DDOT had a press release about a week ago, but I didn't get a chance to post about it until now. From the press release: "The District Department of Transportation (DDOT) is scheduled to begin work to resurface Pennsylvania Avenue, NW from 3rd Street to 15th Street, and Independence Avenue, SW from Washington Avenue to 1st Street. The nearly $2 million roadway project is scheduled to begin on Monday, August 11, 2008 with completion set for October 30th, 2008, weather permitting." This resurfacing project is in anticipation of Inauguration Day, which takes place on January 20, 2009. Here's some more from the press release: "Work will occur both during daytime and evening hours. Daytime hours will be from 9:30am to 3:30pm Monday through Friday with all lanes accessible for morning and afternoon rush hours. Milling and overlay work will be done nightly between 8pm and 3am. Some lane reductions should be expected during work hours." So the streets along the parade route will be pothole free for the new president!

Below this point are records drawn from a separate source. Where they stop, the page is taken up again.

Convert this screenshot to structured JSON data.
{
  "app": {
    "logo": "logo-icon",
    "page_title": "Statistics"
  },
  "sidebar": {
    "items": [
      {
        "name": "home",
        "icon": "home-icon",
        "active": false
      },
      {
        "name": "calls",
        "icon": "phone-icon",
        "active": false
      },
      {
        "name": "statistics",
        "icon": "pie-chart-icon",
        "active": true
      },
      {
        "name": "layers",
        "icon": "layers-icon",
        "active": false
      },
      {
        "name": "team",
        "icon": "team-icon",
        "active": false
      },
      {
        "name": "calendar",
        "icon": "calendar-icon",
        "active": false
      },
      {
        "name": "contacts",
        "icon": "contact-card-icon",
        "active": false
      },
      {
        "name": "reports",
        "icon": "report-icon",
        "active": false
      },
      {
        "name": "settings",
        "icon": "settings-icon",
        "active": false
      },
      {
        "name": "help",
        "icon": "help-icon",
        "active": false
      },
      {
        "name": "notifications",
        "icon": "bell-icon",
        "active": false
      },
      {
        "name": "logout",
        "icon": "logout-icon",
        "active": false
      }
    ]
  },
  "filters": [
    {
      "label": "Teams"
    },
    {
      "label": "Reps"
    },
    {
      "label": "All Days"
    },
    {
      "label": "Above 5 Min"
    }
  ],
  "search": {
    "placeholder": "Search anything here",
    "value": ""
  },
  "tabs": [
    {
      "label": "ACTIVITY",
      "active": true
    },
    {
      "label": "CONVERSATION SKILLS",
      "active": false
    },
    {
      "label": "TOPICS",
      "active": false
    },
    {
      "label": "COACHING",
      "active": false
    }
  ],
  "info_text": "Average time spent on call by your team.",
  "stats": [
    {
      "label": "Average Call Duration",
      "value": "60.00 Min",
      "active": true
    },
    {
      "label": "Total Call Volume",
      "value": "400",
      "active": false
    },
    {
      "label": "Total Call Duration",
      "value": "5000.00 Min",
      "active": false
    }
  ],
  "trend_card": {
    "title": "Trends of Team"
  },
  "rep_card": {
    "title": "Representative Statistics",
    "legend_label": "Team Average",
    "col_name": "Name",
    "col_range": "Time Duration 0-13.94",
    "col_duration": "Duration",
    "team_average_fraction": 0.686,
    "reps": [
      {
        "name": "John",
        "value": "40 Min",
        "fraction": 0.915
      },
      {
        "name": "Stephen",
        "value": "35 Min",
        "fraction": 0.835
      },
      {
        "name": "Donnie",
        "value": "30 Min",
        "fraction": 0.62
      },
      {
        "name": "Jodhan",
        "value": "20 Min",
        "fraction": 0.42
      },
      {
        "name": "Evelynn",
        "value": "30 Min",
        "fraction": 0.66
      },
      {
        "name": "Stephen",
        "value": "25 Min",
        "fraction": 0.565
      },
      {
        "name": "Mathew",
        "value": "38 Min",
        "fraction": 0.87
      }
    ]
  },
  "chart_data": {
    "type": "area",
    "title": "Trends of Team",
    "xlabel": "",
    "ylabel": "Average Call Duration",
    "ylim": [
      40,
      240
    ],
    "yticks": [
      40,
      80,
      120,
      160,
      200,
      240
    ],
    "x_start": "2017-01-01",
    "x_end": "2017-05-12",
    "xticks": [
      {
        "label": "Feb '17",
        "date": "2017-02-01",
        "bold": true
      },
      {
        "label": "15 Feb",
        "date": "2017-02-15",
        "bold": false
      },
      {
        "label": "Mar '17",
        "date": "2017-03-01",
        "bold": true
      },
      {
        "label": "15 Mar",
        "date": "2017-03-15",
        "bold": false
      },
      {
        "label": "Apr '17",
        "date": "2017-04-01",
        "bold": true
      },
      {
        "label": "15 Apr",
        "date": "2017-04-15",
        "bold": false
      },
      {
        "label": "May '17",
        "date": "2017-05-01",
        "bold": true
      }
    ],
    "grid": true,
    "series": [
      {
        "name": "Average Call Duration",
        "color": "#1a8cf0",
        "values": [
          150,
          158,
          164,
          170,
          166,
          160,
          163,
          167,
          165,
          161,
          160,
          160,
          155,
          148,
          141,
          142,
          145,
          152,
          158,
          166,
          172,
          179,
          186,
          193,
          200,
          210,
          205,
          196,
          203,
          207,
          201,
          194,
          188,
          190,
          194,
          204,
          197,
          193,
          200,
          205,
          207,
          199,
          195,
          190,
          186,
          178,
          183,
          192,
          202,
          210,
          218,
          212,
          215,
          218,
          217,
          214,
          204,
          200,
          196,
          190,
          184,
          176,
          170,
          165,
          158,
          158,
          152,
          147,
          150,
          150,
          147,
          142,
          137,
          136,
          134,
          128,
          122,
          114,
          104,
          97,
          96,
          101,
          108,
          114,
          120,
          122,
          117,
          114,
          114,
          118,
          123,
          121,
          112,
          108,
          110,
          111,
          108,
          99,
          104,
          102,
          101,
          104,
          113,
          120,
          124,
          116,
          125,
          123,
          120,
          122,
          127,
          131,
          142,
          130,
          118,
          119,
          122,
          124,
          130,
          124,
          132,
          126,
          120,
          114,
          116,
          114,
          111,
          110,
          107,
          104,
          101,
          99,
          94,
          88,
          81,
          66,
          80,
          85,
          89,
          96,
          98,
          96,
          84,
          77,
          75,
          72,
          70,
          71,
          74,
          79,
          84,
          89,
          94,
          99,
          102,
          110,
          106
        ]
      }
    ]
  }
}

Thanks to reader A for pointing out to me that both DC Metrocentric and DCmud are reporting that the first new tower at Marina View Towers is slated to start construction this fall. The new towers are designed by Esocoff & Associates, with one tower located at the existing parking lot facing M Street and the second tower at the parking lot facing K Street. Renovations are already underway at the two existing apartment buildings, designed by I.M. Pei and built in 1962. New windows have been installed in the north tower and interior improvements are also being made. In addition to two new buildings, green roofs will be installed in all four buildings, a public garden will be created along 6th Street, the central courtyard area will be restored, below-grade parking will be constructed below the new towers, and an amenities building will be built. The new south tower will have ground floor retail, with space reserved for a restaurant. Patrons of the new Arena Stage across the street will now have more food options with the addition of a restaurant at the corner of 6th Street and Maine Avenue. One change to the original plan by builder Fairfield Residential is all four towers will now be rental. At least one of the existing buildings was originally planned as a condo conversion, but changing market conditions caused the developer to alter their plans. I recently saw signs indicating that the existing north tower is now being marketed as The View at Waterfront. With Marina View getting ramped up, along with Waterfront next door, as well as all the other projects currently under construction in the neighborhood, the number of cranes in Southwest may soon surpass the number at neighboring Capitol Riverfront. (rendering courtesy of Esocoff & Associates)